### [YOUR INSTRUCTIONS]
Skip the images and repeat every entry word for word.

### [EXERCISE MATERIALS]
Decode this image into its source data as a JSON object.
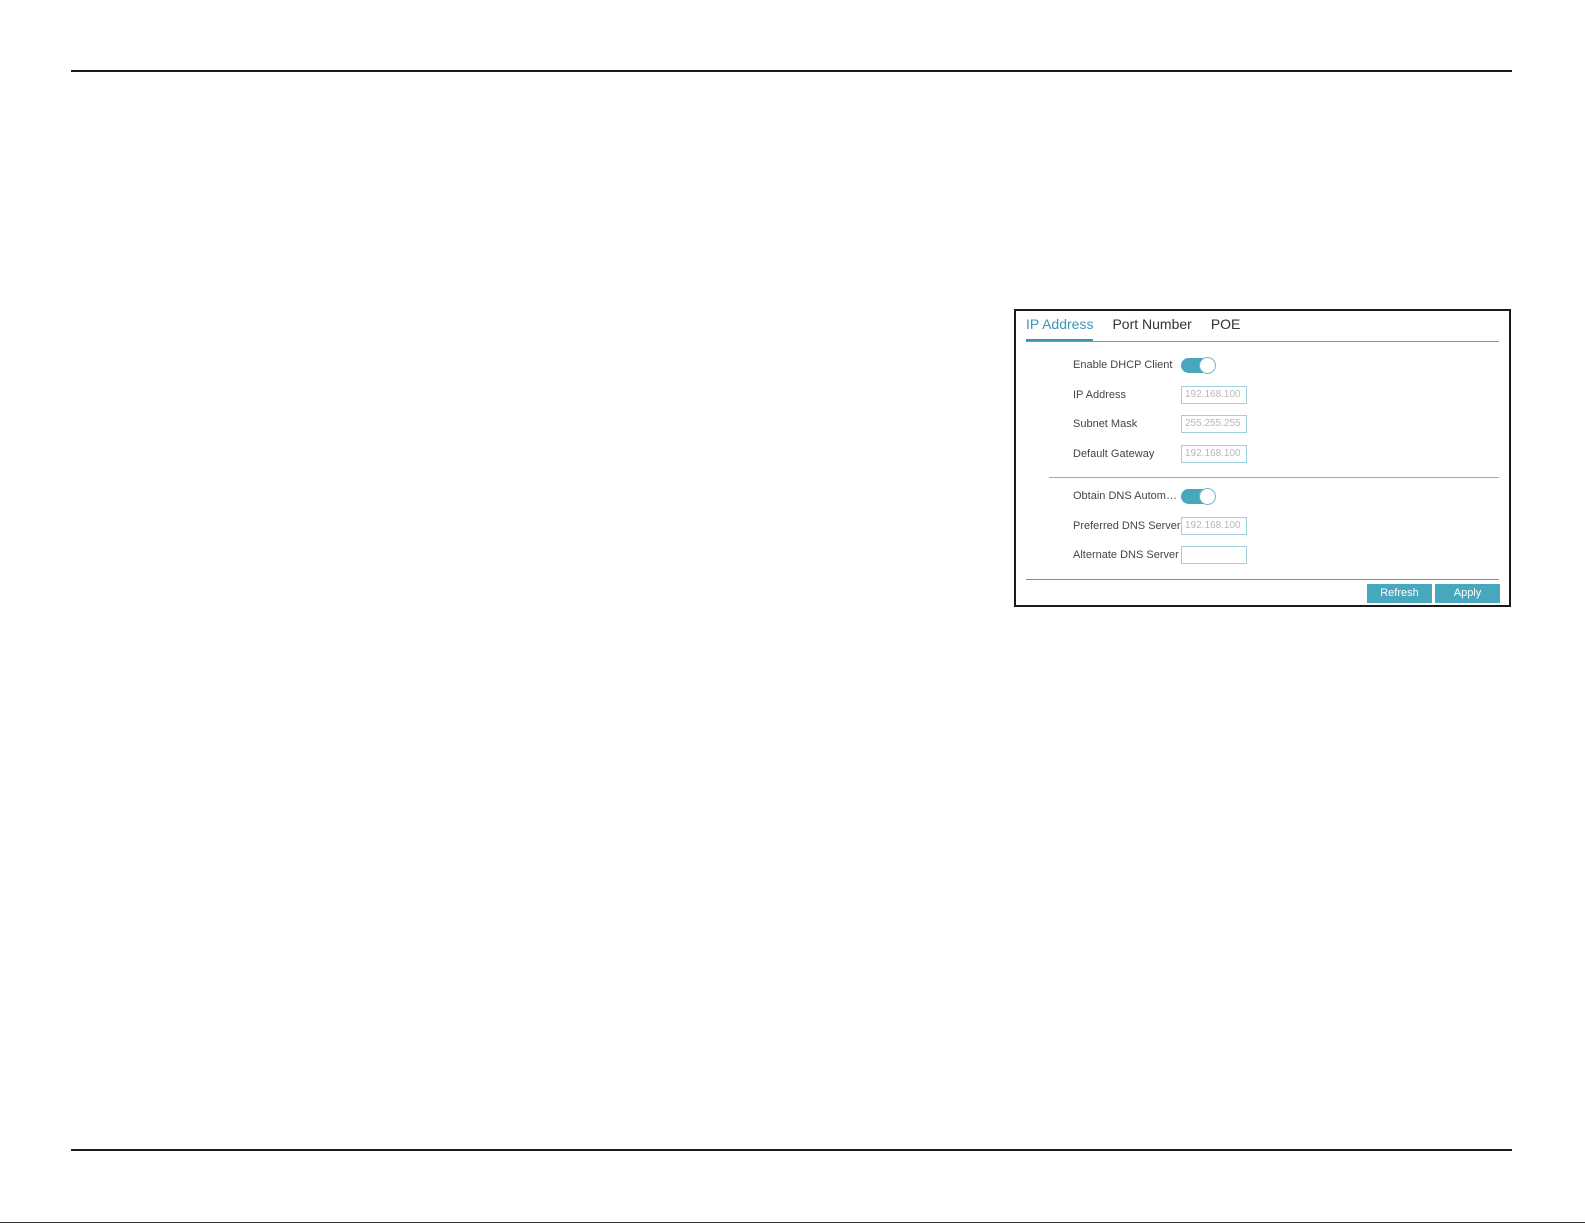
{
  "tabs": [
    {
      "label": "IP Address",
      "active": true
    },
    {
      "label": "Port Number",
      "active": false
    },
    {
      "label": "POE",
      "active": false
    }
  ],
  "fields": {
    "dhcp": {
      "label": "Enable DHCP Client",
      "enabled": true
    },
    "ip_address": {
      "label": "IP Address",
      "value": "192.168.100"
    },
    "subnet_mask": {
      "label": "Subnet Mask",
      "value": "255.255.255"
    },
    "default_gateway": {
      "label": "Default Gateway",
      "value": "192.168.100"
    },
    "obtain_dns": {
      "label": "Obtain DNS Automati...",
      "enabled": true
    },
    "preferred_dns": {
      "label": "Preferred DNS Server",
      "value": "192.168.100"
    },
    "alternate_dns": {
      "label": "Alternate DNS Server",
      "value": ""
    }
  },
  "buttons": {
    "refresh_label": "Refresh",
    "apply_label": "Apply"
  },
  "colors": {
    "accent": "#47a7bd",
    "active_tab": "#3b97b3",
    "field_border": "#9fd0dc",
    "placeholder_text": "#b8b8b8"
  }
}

### [PROBLEM SOLUTION]
Decode this image into its source data as a JSON object.
{
  "tabs": [
    {
      "label": "IP Address",
      "active": true
    },
    {
      "label": "Port Number",
      "active": false
    },
    {
      "label": "POE",
      "active": false
    }
  ],
  "fields": {
    "dhcp": {
      "label": "Enable DHCP Client",
      "enabled": true
    },
    "ip_address": {
      "label": "IP Address",
      "value": "192.168.100"
    },
    "subnet_mask": {
      "label": "Subnet Mask",
      "value": "255.255.255"
    },
    "default_gateway": {
      "label": "Default Gateway",
      "value": "192.168.100"
    },
    "obtain_dns": {
      "label": "Obtain DNS Automati...",
      "enabled": true
    },
    "preferred_dns": {
      "label": "Preferred DNS Server",
      "value": "192.168.100"
    },
    "alternate_dns": {
      "label": "Alternate DNS Server",
      "value": ""
    }
  },
  "buttons": {
    "refresh_label": "Refresh",
    "apply_label": "Apply"
  },
  "colors": {
    "accent": "#47a7bd",
    "active_tab": "#3b97b3",
    "field_border": "#9fd0dc",
    "placeholder_text": "#b8b8b8"
  }
}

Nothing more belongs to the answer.